Redrawing the map of Europe.
The week's news at a glance.
Laurent LintermansLa Libre Belgique

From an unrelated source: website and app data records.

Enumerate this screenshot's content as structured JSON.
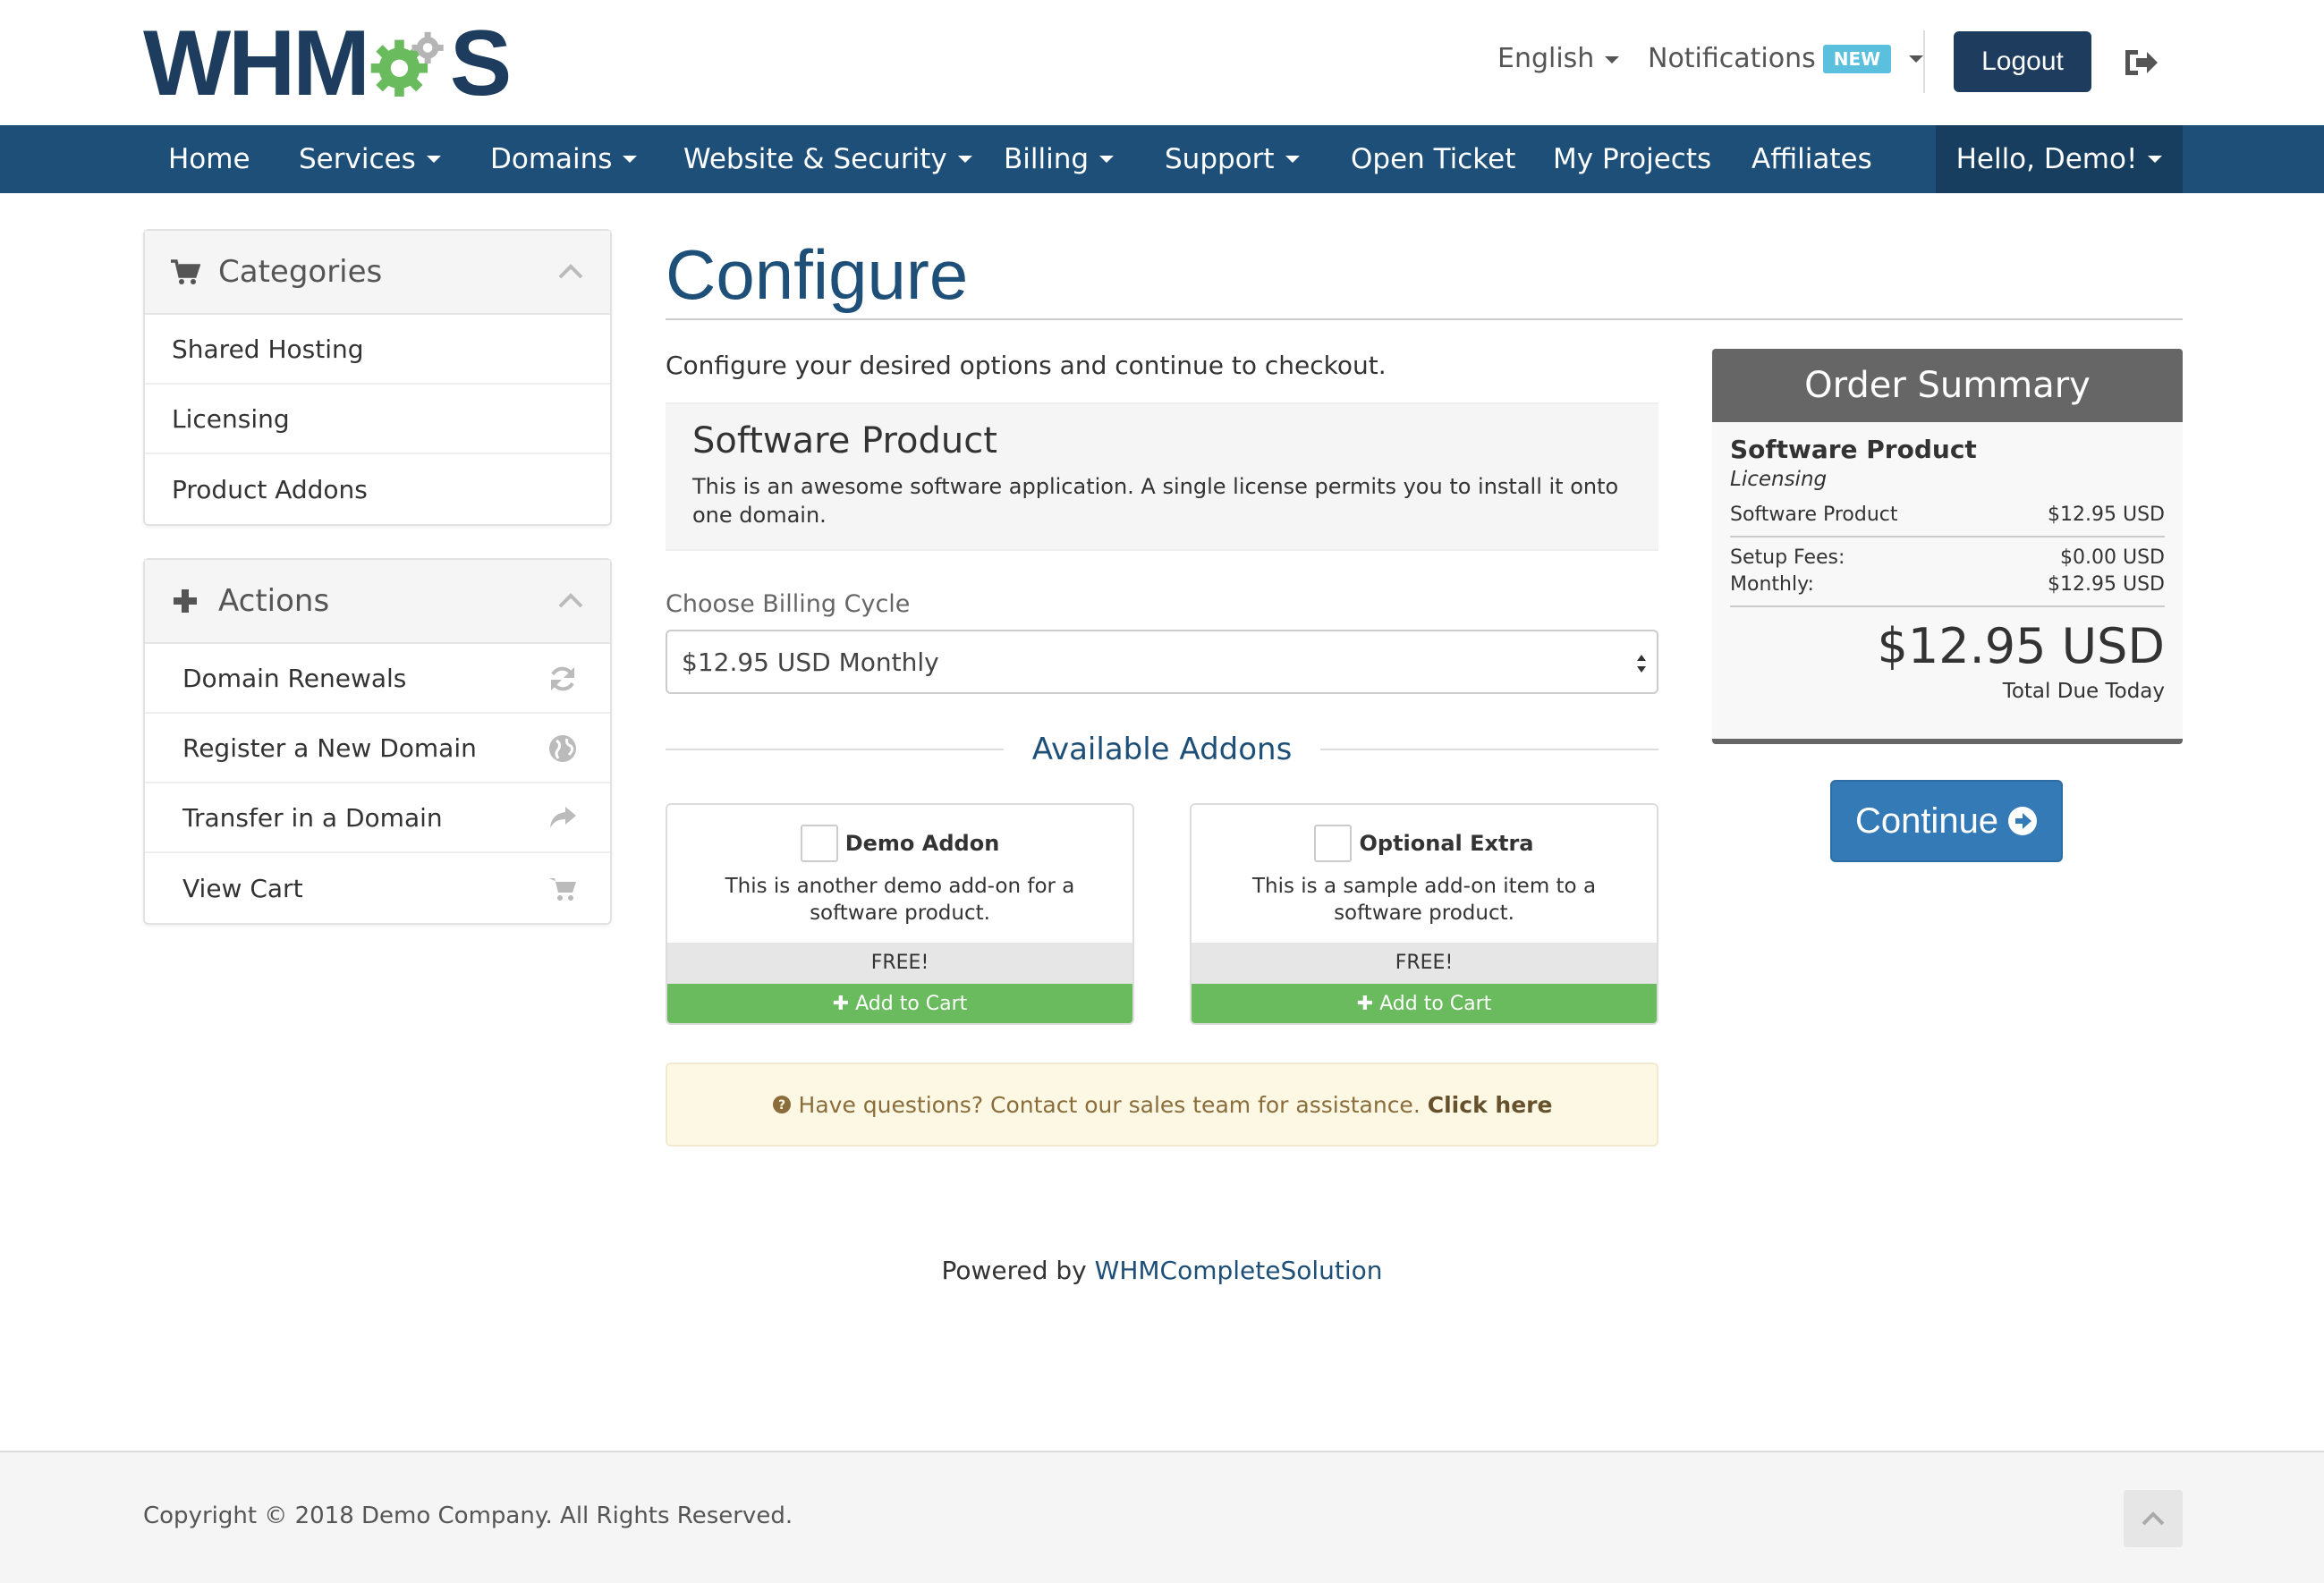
{
  "brand": {
    "logo_text_left": "WHM",
    "logo_text_right": "S",
    "primary_color": "#1d4f78",
    "accent_green": "#6aba5e"
  },
  "header": {
    "language": "English",
    "notifications_label": "Notifications",
    "notifications_badge": "NEW",
    "logout_label": "Logout"
  },
  "nav": {
    "items": [
      {
        "label": "Home"
      },
      {
        "label": "Services"
      },
      {
        "label": "Domains"
      },
      {
        "label": "Website & Security"
      },
      {
        "label": "Billing"
      },
      {
        "label": "Support"
      },
      {
        "label": "Open Ticket"
      },
      {
        "label": "My Projects"
      },
      {
        "label": "Affiliates"
      }
    ],
    "user_greeting": "Hello, Demo!"
  },
  "sidebar": {
    "categories": {
      "title": "Categories",
      "items": [
        {
          "label": "Shared Hosting"
        },
        {
          "label": "Licensing"
        },
        {
          "label": "Product Addons"
        }
      ]
    },
    "actions": {
      "title": "Actions",
      "items": [
        {
          "label": "Domain Renewals",
          "icon": "refresh-icon"
        },
        {
          "label": "Register a New Domain",
          "icon": "globe-icon"
        },
        {
          "label": "Transfer in a Domain",
          "icon": "share-icon"
        },
        {
          "label": "View Cart",
          "icon": "cart-icon"
        }
      ]
    }
  },
  "main": {
    "title": "Configure",
    "intro": "Configure your desired options and continue to checkout.",
    "product": {
      "name": "Software Product",
      "description": "This is an awesome software application. A single license permits you to install it onto one domain."
    },
    "billing": {
      "label": "Choose Billing Cycle",
      "selected": "$12.95 USD Monthly"
    },
    "addons_heading": "Available Addons",
    "addons": [
      {
        "name": "Demo Addon",
        "description": "This is another demo add-on for a software product.",
        "price": "FREE!",
        "add_label": "Add to Cart"
      },
      {
        "name": "Optional Extra",
        "description": "This is a sample add-on item to a software product.",
        "price": "FREE!",
        "add_label": "Add to Cart"
      }
    ],
    "help": {
      "text": "Have questions? Contact our sales team for assistance.",
      "link": "Click here"
    }
  },
  "summary": {
    "title": "Order Summary",
    "product": "Software Product",
    "category": "Licensing",
    "line_label": "Software Product",
    "line_price": "$12.95 USD",
    "setup_label": "Setup Fees:",
    "setup_price": "$0.00 USD",
    "monthly_label": "Monthly:",
    "monthly_price": "$12.95 USD",
    "total": "$12.95 USD",
    "total_label": "Total Due Today",
    "continue_label": "Continue"
  },
  "powered": {
    "prefix": "Powered by",
    "link": "WHMCompleteSolution"
  },
  "footer": {
    "copyright": "Copyright © 2018 Demo Company. All Rights Reserved."
  }
}
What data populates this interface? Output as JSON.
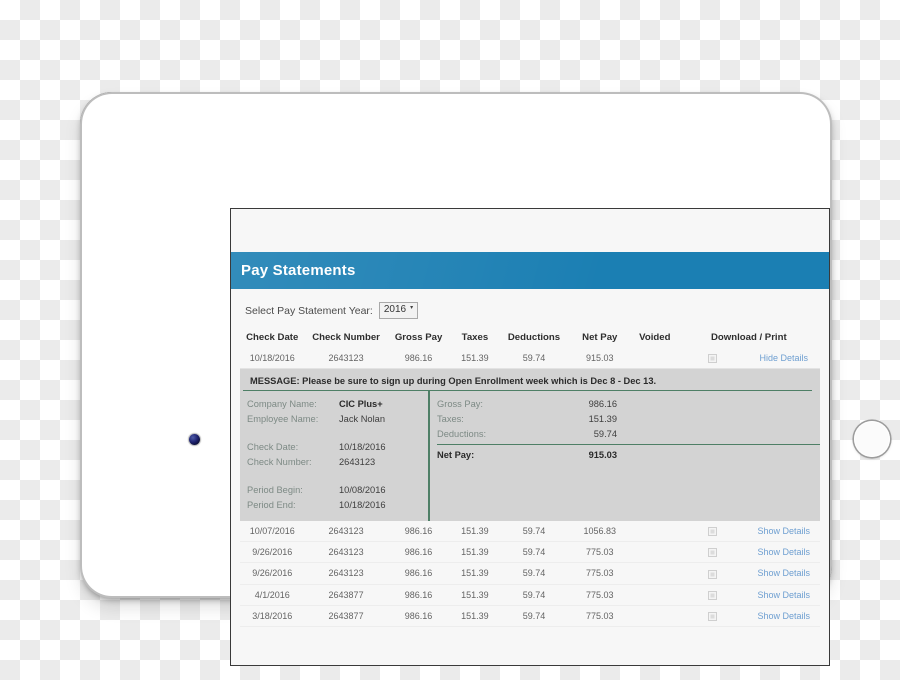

If the Flemish secede from Belgium, will the rest of our nation become absorbed into neighboring nations? asked Laurent Lintermans in the Brussels Libre Belgique. Its not just a rhetorical question. More than half of the residents of Flanders, the Dutch-speaking northern half of Belgium, support independence for their region. Last year, when a Flemish TV station broadcast a fake news report announcing secession, showing scenes of crowds waving the Flemish flag and police surrounding the regional parliament building, most Belgians believed it had really come to pass. So it only makes sense to consider Belgiums options. In Wallonia, the French-speaking province, many believe their destiny lies with France. But if all of southern Belgium were to become part of France, the small German-speaking region would be left adrift in a sea of Francophones. And how could France absorb Brussels, which as the capital of the European Union has a large international population in addition to its own French- and Dutch-speaking populations? A better option would be for Belgium to merge with Luxembourg, which already has French, Dutch, and Germans. Belgium and Luxembourg are kindred souls, very pro-European in outlook. We complement one another. Luxembourg needs workers; Walloons need jobs. Best of all, we already have a national symbol: Our royal families are blood relatives.